Gordon said Monday's drop broke through an important uptrend from 2015. That, along with the gap made by a sharp decline in the share price, will create notable resistance for the stock, he said.

"We're going to use this as a ceiling to sell," Gordon said Monday on CNBC's "Trading Nation." "We could start to move lower here and look to be retesting the old lows here around $96-$97 in Netflix. So it does look like we have lower prices to come."

A move to $96 would be a 13 percent decline from where Netflix closed Monday.

Read MoreHow to play 2015's best sector in the new year

To profit from the new resistance level, Gordon is selling the February 110-strike calls for $9 each and buying the February 115-strike calls for $6.80 each. This trade creates an options call spread for a total of $2.20 per share, in a bet that Netflix shares are below $112.20 by February expiration.

"By selling calls above the market and above resistance, you have a high probability of success for the trade to work, better than 60 percent. What you're giving up in your risk reward is being offset by the probability of success in the trade," Gordon said.

Correction: An earlier version misstated the pricing of Netflix options.

Want to be a part of the Trading Nation? If you'd like to call into our live Wednesday show, email your name, number and a question to TradingNation@cnbc.com.


Trades to Watch

Trader Bios


Trading Nation is a multimedia financial news program that shows investors and traders how to use the news of the day to their advantage. This is where experts from across the financial world – including macro strategists, technical analysts, stock-pickers, and traders who specialize in options, currencies, and fixed income – come together to find the best ways to capitalize on recent developments in the market. Trading Nation: Where headlines become opportunities.

Brian Sullivan
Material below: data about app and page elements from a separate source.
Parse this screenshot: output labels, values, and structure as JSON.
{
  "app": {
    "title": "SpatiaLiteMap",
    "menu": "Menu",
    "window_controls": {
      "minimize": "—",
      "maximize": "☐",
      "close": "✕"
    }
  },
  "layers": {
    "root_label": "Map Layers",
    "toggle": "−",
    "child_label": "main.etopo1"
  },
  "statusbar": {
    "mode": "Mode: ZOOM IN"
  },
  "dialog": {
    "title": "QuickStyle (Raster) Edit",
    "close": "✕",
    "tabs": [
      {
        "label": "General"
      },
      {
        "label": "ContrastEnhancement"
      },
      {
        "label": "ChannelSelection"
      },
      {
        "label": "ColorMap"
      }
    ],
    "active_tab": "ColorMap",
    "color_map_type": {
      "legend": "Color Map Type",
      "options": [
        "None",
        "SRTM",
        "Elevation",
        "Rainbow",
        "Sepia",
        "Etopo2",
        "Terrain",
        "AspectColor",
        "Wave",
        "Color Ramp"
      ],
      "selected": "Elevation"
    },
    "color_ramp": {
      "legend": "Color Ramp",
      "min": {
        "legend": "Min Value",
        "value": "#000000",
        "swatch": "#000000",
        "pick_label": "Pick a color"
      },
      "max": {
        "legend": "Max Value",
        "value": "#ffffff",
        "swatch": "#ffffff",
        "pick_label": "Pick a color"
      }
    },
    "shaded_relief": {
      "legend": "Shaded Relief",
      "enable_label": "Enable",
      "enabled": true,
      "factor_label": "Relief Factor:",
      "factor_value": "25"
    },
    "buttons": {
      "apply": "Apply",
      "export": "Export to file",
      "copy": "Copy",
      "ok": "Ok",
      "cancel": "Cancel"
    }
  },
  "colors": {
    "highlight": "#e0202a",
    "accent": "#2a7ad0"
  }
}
Brian Sullivan is co-anchor of CNBC's "Power Lunch" (M-F,1PM-3PM ET), one of the network's longest running programs, as well as the host of the daily investing program "Trading Nation." He is also a frequent guest on MSNBC's "Morning Joe" and other NBC properties.

Read more